Data about app and page elements

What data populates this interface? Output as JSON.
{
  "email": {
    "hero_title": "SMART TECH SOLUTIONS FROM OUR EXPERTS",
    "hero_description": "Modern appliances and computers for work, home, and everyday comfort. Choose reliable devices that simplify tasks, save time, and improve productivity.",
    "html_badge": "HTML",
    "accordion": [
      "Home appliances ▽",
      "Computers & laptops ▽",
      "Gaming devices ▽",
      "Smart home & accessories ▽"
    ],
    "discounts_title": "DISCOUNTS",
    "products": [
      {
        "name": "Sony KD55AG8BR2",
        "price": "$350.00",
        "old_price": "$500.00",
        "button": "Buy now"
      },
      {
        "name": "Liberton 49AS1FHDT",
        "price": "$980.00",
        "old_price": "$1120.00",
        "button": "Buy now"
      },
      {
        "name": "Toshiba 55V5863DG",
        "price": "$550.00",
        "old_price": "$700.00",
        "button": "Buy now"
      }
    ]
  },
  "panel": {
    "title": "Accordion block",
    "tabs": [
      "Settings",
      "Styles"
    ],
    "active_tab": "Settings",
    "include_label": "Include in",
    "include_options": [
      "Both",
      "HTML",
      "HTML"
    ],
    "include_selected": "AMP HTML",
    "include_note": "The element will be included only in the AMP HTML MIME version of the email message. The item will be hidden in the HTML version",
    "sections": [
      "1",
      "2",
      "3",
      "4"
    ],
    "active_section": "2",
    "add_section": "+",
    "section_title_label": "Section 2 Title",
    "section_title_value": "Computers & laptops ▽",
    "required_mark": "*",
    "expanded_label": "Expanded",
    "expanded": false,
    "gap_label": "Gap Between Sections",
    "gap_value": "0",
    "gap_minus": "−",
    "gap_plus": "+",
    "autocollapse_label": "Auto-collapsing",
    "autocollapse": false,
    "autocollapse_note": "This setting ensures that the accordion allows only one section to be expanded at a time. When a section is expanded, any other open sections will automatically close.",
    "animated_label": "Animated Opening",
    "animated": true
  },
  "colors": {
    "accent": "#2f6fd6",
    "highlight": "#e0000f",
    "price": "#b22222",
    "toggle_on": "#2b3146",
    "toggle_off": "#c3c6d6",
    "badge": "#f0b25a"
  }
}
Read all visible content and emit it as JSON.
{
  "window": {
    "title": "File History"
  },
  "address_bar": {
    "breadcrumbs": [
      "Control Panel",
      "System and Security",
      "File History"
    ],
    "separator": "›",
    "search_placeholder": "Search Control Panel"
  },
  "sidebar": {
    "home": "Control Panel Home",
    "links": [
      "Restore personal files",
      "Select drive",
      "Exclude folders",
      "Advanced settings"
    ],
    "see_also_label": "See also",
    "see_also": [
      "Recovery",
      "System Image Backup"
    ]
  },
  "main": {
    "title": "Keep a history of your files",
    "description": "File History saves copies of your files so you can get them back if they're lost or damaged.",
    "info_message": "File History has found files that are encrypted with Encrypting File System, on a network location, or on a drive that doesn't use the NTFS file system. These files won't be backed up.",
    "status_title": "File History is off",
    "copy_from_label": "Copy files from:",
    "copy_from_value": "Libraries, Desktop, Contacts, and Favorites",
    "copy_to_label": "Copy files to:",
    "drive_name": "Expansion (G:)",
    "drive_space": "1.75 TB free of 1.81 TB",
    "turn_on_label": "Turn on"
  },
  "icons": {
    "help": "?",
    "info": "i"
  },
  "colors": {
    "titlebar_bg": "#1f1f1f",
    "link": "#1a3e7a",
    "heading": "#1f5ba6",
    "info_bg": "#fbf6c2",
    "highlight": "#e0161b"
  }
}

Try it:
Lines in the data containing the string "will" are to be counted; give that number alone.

Finished exercise:
2